The first and most important thing to consider are your expectations for this trip. Is this your first trip to Walt Disney World or are you old pros? Do you want to see as much as possible, knowing that this is a once in a lifetime trip, or do you just want to sit back and let the magic happen, knowing that you will be back to experience more as your child grows? Our son is two and has already visited Walt Disney World twice -- once at 19 months and once at 28 months. Both trips were wonderful and I wouldn't trade those memories for anything, but for the most part they are my memories, not his. If this is a once in a lifetime trip, I recommend waiting until your child is a little older so that they can experience more and will have more first-hand memories of the trip.

Another consideration is cost. And this is where taking a younger child becomes a benefit! Children under three do not require park admission. Not only that, but you can go during the less expensive times of year when older children are in school. This can equal HUGE savings on hotel rooms! Also, there is no charge for children under three at buffet meals. This includes such popular character meals as the Crystal Palace, where your toddler can dine with Pooh and friends, and Hollywood & Vine, which features JoJo, Goliath and the Little Einsteins at breakfast and lunch. Watching my son run into Stitch's arms while dining at Ohana is one of my favorite memories from his first trip. That moment may have been worth the cost of the trip alone!

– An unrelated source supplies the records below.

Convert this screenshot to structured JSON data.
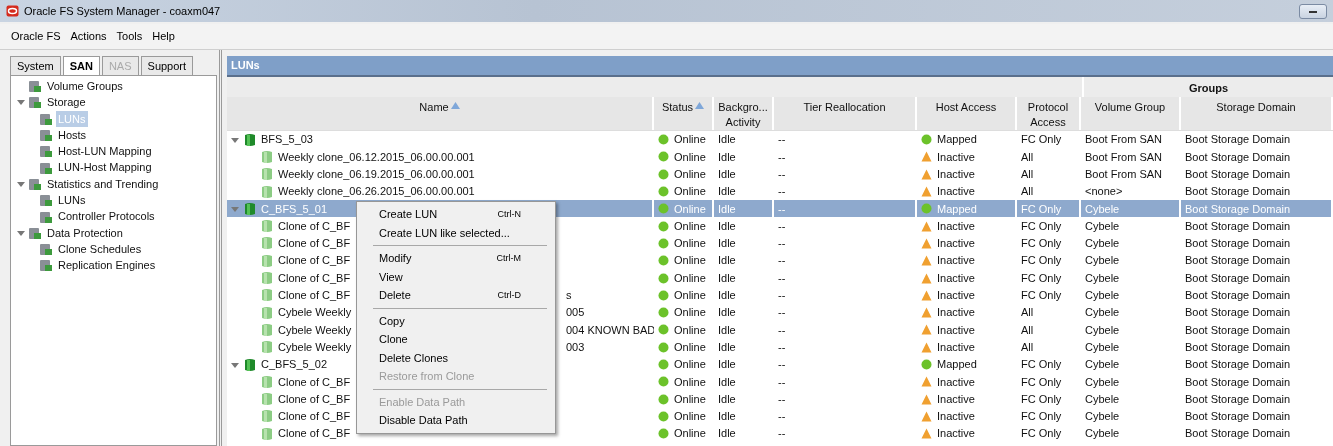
{
  "window": {
    "title": "Oracle FS System Manager - coaxm047"
  },
  "menu_bar": [
    "Oracle FS",
    "Actions",
    "Tools",
    "Help"
  ],
  "nav_tabs": [
    {
      "label": "System",
      "selected": false,
      "disabled": false
    },
    {
      "label": "SAN",
      "selected": true,
      "disabled": false
    },
    {
      "label": "NAS",
      "selected": false,
      "disabled": true
    },
    {
      "label": "Support",
      "selected": false,
      "disabled": false
    }
  ],
  "nav_tree": [
    {
      "label": "Volume Groups",
      "selected": false
    },
    {
      "label": "Storage",
      "expanded": true,
      "selected": false,
      "children": [
        {
          "label": "LUNs",
          "selected": true
        },
        {
          "label": "Hosts",
          "selected": false
        },
        {
          "label": "Host-LUN Mapping",
          "selected": false
        },
        {
          "label": "LUN-Host Mapping",
          "selected": false
        }
      ]
    },
    {
      "label": "Statistics and Trending",
      "expanded": true,
      "selected": false,
      "children": [
        {
          "label": "LUNs",
          "selected": false
        },
        {
          "label": "Controller Protocols",
          "selected": false
        }
      ]
    },
    {
      "label": "Data Protection",
      "expanded": true,
      "selected": false,
      "children": [
        {
          "label": "Clone Schedules",
          "selected": false
        },
        {
          "label": "Replication Engines",
          "selected": false
        }
      ]
    }
  ],
  "panel": {
    "title": "LUNs"
  },
  "table": {
    "group_header": "Groups",
    "columns": [
      {
        "label": "Name",
        "sorted": true
      },
      {
        "label": "Status",
        "sorted": true
      },
      {
        "label": "Backgro... Activity",
        "sorted": false
      },
      {
        "label": "Tier Reallocation",
        "sorted": false
      },
      {
        "label": "Host Access",
        "sorted": false
      },
      {
        "label": "Protocol Access",
        "sorted": false
      },
      {
        "label": "Volume Group",
        "sorted": false
      },
      {
        "label": "Storage Domain",
        "sorted": false
      }
    ],
    "rows": [
      {
        "name": "BFS_5_03",
        "expanded": true,
        "selected": false,
        "status": "Online",
        "activity": "Idle",
        "tier": "--",
        "host_access": "Mapped",
        "warning": false,
        "protocol": "FC Only",
        "volume_group": "Boot From SAN",
        "storage_domain": "Boot Storage Domain",
        "children": [
          {
            "name": "Weekly clone_06.12.2015_06.00.00.001",
            "selected": false,
            "status": "Online",
            "activity": "Idle",
            "tier": "--",
            "host_access": "Inactive",
            "warning": true,
            "protocol": "All",
            "volume_group": "Boot From SAN",
            "storage_domain": "Boot Storage Domain"
          },
          {
            "name": "Weekly clone_06.19.2015_06.00.00.001",
            "selected": false,
            "status": "Online",
            "activity": "Idle",
            "tier": "--",
            "host_access": "Inactive",
            "warning": true,
            "protocol": "All",
            "volume_group": "Boot From SAN",
            "storage_domain": "Boot Storage Domain"
          },
          {
            "name": "Weekly clone_06.26.2015_06.00.00.001",
            "selected": false,
            "status": "Online",
            "activity": "Idle",
            "tier": "--",
            "host_access": "Inactive",
            "warning": true,
            "protocol": "All",
            "volume_group": "<none>",
            "storage_domain": "Boot Storage Domain"
          }
        ]
      },
      {
        "name": "C_BFS_5_01",
        "expanded": true,
        "selected": true,
        "status": "Online",
        "activity": "Idle",
        "tier": "--",
        "host_access": "Mapped",
        "warning": false,
        "protocol": "FC Only",
        "volume_group": "Cybele",
        "storage_domain": "Boot Storage Domain",
        "children": [
          {
            "name": "Clone of C_BF",
            "selected": false,
            "status": "Online",
            "activity": "Idle",
            "tier": "--",
            "host_access": "Inactive",
            "warning": true,
            "protocol": "FC Only",
            "volume_group": "Cybele",
            "storage_domain": "Boot Storage Domain"
          },
          {
            "name": "Clone of C_BF",
            "selected": false,
            "status": "Online",
            "activity": "Idle",
            "tier": "--",
            "host_access": "Inactive",
            "warning": true,
            "protocol": "FC Only",
            "volume_group": "Cybele",
            "storage_domain": "Boot Storage Domain"
          },
          {
            "name": "Clone of C_BF",
            "selected": false,
            "status": "Online",
            "activity": "Idle",
            "tier": "--",
            "host_access": "Inactive",
            "warning": true,
            "protocol": "FC Only",
            "volume_group": "Cybele",
            "storage_domain": "Boot Storage Domain"
          },
          {
            "name": "Clone of C_BF",
            "selected": false,
            "status": "Online",
            "activity": "Idle",
            "tier": "--",
            "host_access": "Inactive",
            "warning": true,
            "protocol": "FC Only",
            "volume_group": "Cybele",
            "storage_domain": "Boot Storage Domain"
          },
          {
            "name": "Clone of C_BF",
            "name_end": "s",
            "selected": false,
            "status": "Online",
            "activity": "Idle",
            "tier": "--",
            "host_access": "Inactive",
            "warning": true,
            "protocol": "FC Only",
            "volume_group": "Cybele",
            "storage_domain": "Boot Storage Domain"
          },
          {
            "name": "Cybele Weekly",
            "name_end": "005",
            "selected": false,
            "status": "Online",
            "activity": "Idle",
            "tier": "--",
            "host_access": "Inactive",
            "warning": true,
            "protocol": "All",
            "volume_group": "Cybele",
            "storage_domain": "Boot Storage Domain"
          },
          {
            "name": "Cybele Weekly",
            "name_end": "004 KNOWN BAD",
            "selected": false,
            "status": "Online",
            "activity": "Idle",
            "tier": "--",
            "host_access": "Inactive",
            "warning": true,
            "protocol": "All",
            "volume_group": "Cybele",
            "storage_domain": "Boot Storage Domain"
          },
          {
            "name": "Cybele Weekly",
            "name_end": "003",
            "selected": false,
            "status": "Online",
            "activity": "Idle",
            "tier": "--",
            "host_access": "Inactive",
            "warning": true,
            "protocol": "All",
            "volume_group": "Cybele",
            "storage_domain": "Boot Storage Domain"
          }
        ]
      },
      {
        "name": "C_BFS_5_02",
        "expanded": true,
        "selected": false,
        "status": "Online",
        "activity": "Idle",
        "tier": "--",
        "host_access": "Mapped",
        "warning": false,
        "protocol": "FC Only",
        "volume_group": "Cybele",
        "storage_domain": "Boot Storage Domain",
        "children": [
          {
            "name": "Clone of C_BF",
            "selected": false,
            "status": "Online",
            "activity": "Idle",
            "tier": "--",
            "host_access": "Inactive",
            "warning": true,
            "protocol": "FC Only",
            "volume_group": "Cybele",
            "storage_domain": "Boot Storage Domain"
          },
          {
            "name": "Clone of C_BF",
            "selected": false,
            "status": "Online",
            "activity": "Idle",
            "tier": "--",
            "host_access": "Inactive",
            "warning": true,
            "protocol": "FC Only",
            "volume_group": "Cybele",
            "storage_domain": "Boot Storage Domain"
          },
          {
            "name": "Clone of C_BF",
            "selected": false,
            "status": "Online",
            "activity": "Idle",
            "tier": "--",
            "host_access": "Inactive",
            "warning": true,
            "protocol": "FC Only",
            "volume_group": "Cybele",
            "storage_domain": "Boot Storage Domain"
          },
          {
            "name": "Clone of C_BF",
            "selected": false,
            "status": "Online",
            "activity": "Idle",
            "tier": "--",
            "host_access": "Inactive",
            "warning": true,
            "protocol": "FC Only",
            "volume_group": "Cybele",
            "storage_domain": "Boot Storage Domain"
          }
        ]
      }
    ]
  },
  "context_menu": [
    {
      "kind": "item",
      "label": "Create LUN",
      "shortcut": "Ctrl-N",
      "disabled": false
    },
    {
      "kind": "item",
      "label": "Create LUN like selected...",
      "disabled": false
    },
    {
      "kind": "separator"
    },
    {
      "kind": "item",
      "label": "Modify",
      "shortcut": "Ctrl-M",
      "disabled": false
    },
    {
      "kind": "item",
      "label": "View",
      "disabled": false
    },
    {
      "kind": "item",
      "label": "Delete",
      "shortcut": "Ctrl-D",
      "disabled": false
    },
    {
      "kind": "separator"
    },
    {
      "kind": "item",
      "label": "Copy",
      "disabled": false
    },
    {
      "kind": "item",
      "label": "Clone",
      "disabled": false
    },
    {
      "kind": "item",
      "label": "Delete Clones",
      "disabled": false
    },
    {
      "kind": "item",
      "label": "Restore from Clone",
      "disabled": true
    },
    {
      "kind": "separator"
    },
    {
      "kind": "item",
      "label": "Enable Data Path",
      "disabled": true
    },
    {
      "kind": "item",
      "label": "Disable Data Path",
      "disabled": false
    }
  ]
}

Then you have to consider logistics. Traveling with a younger child requires STUFF -- strollers, car seats, sippy cups, diapers, snacks, etc. Your child may still be napping requiring a trip back to the hotel in the middle of the day. (Not such a bad idea for anyone actually...) Is it easier to travel with an older child? Maybe. But keep in mind that as they get older, the strollers may STILL be necessary; car seats become booster seats if you rent a car, and "other stuff" becomes iPods and Gameboys. Let's face it; traveling with kids requires a lot of stuff no matter what their ages!

One Big Thank You photo
One Big Thank You

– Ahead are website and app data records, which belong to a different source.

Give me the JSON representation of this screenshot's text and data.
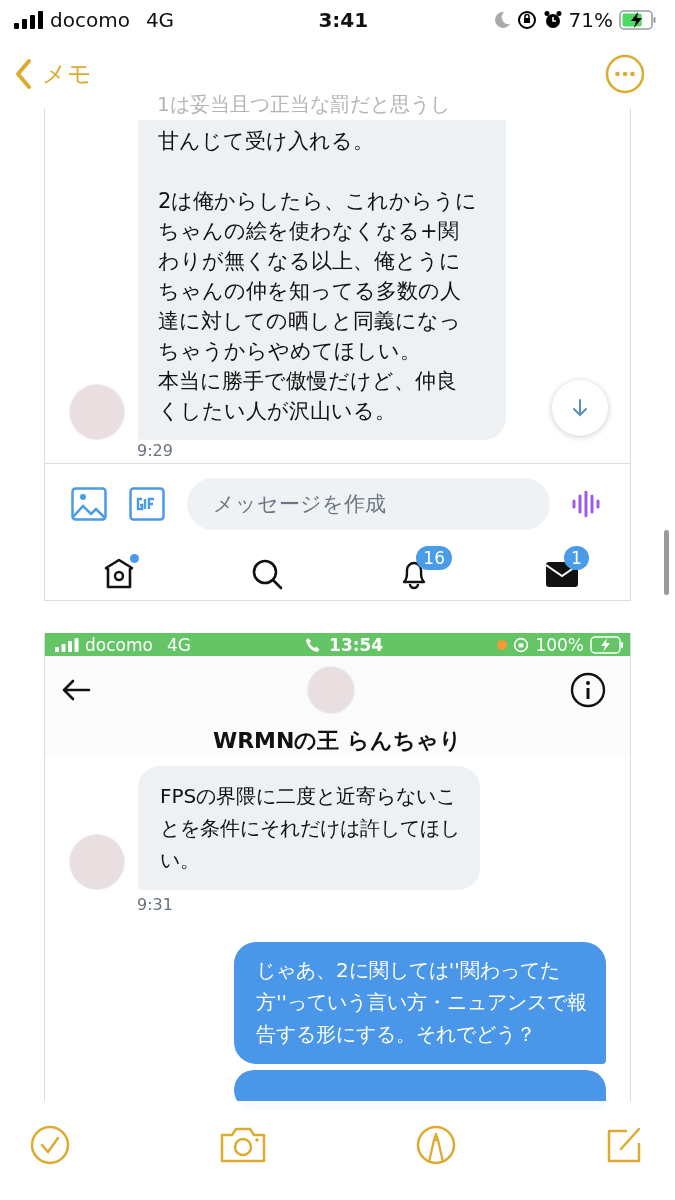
{
  "status_bar": {
    "carrier": "docomo",
    "network": "4G",
    "time": "3:41",
    "battery": "71%",
    "charging": true
  },
  "nav": {
    "back_label": "メモ"
  },
  "screenshot_1": {
    "faded_text": "1は妥当且つ正当な罰だと思うし",
    "message": {
      "paragraphs": [
        [
          "甘んじて受け入れる。"
        ],
        [
          "2は俺からしたら、これからうにちゃんの絵を使わなくなる+関わりが無くなる以上、俺とうにちゃんの仲を知ってる多数の人達に対しての晒しと同義になっちゃうからやめてほしい。",
          "本当に勝手で傲慢だけど、仲良くしたい人が沢山いる。"
        ]
      ],
      "time": "9:29"
    },
    "composer": {
      "placeholder": "メッセージを作成"
    },
    "tabs": [
      {
        "kind": "home",
        "dot": true
      },
      {
        "kind": "search"
      },
      {
        "kind": "notifications",
        "badge": "16"
      },
      {
        "kind": "messages",
        "badge": "1"
      }
    ]
  },
  "screenshot_2": {
    "status_bar": {
      "carrier": "docomo",
      "network": "4G",
      "time": "13:54",
      "battery": "100%",
      "in_call": true
    },
    "title": "WRMNの王 らんちゃり",
    "messages": [
      {
        "kind": "received",
        "text": "FPSの界隈に二度と近寄らないことを条件にそれだけは許してほしい。",
        "time": "9:31"
      },
      {
        "kind": "sent",
        "text": "じゃあ、2に関しては''関わってた方''っていう言い方・ニュアンスで報告する形にする。それでどう？"
      },
      {
        "kind": "sent_hidden"
      }
    ]
  }
}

All of the work is worth it when they realize their dreams are coming true! - photo by kennewhitson

Finally there is the "X" factor. And that is your child. You know him or her best! Be honest with yourself. Is your child a bit of a runaway? If she has a tendency to wander off at home, know that this tendency will be multiplied tenfold at Disney. Does he melt down mid-day without a nap? Take that into consideration. Is your child shy or timid? Some children are overwhelmed by all the sights and sounds at Disney. It can be a bit much at times, even for adults! There are kids for whom it would be better to wait until they are better able to process what is going on around them.

There is something magical about a toddler seeing Walt Disney World for the first time, because they "get it!" Everything is real. Mickey is the best friend that they've been seeing every day on "Mickey Mouse Clubhouse," Dumbo really flies and so does Tinker Bell. Exploring Disney with a toddler is a whole new way of seeing "The World." It's a slower pace that involves stopping to splash in every fountain, checking out every play area, stopping at every restroom you pass if potty training, and waving at every character you see. And while this can be difficult to adjust to for former commando tourists like me, the benefits are well worth it. You spot details you never would have seen before, find the fun in the most mundane parts of Disney, and rediscover the magic in a way a grown-up never could. So just like you're never too old to experience the magic, you're never too young either!